Figure 1. Schematic diagram illustrating the selection of a specific growth direction, when PVDF crystals formed in the bulk proceed into the pores of a porous template. The crystallographic direction exhibiting the highest growth rate aligns with the pore axes.
If the polymer nanofibers are separated within the pores during non-isothermal crystallization by removing any material from the surface of the templates (Fig. 2), crystallization is initiated by homogeneous nucleation within each crystallizing entity. All crystal orientations allowing the lamella crystals growing along the pores show up in statistical frequency, whereas all crystal orientations resulting in impingement of the growing crystals on the pore walls are suppressed. We are investigating the crystal orientation in ensembles of polymer nanofibers aligned inside the pores of porous templates by wide angle X-ray diffraction (WAXS) (Fig. 3).
Figure 2. Scanning electron micrograph of the surface of a self-ordered porous alumina template (pore diameter 35 nm) containing separated PVDF nanowires, after the cleaning of the template surface.

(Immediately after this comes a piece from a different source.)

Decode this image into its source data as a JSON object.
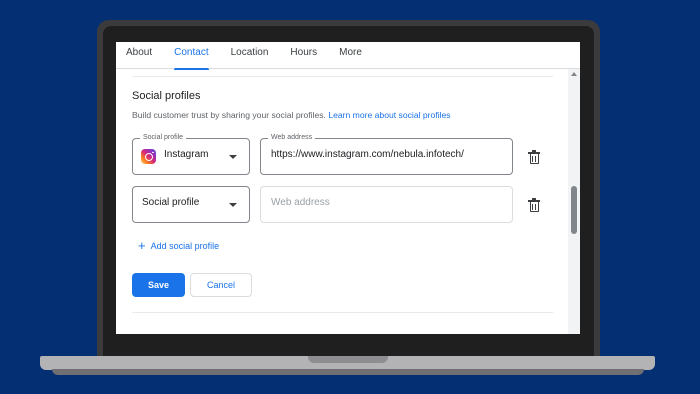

Figure 3. Wide angle X-ray patterns of non-isothermally crystallized PVDF nanowires aligned within ordered porous alumina (pore diameter 35 nm), measured in reflection mode. a) Nanowires crystallized when connected to a bulk PVDF film on the surface of the template. The exclusive appearance of the (020) peak indicates that the <020> direction of the crystallites is uniformly parallel to the pore axes. b) Nanowires non-isothermally crystallized in the separated state. All crystal orientations enabling the growth of the lamella crystals along the pore, which are represented by (hk0) indices, appear, whereas crystal orientations that result in impingement of the growing crystals on the pore walls, represented by (hkl) indices with non-zero l index, are missing. c) Powder pattern of PVDF.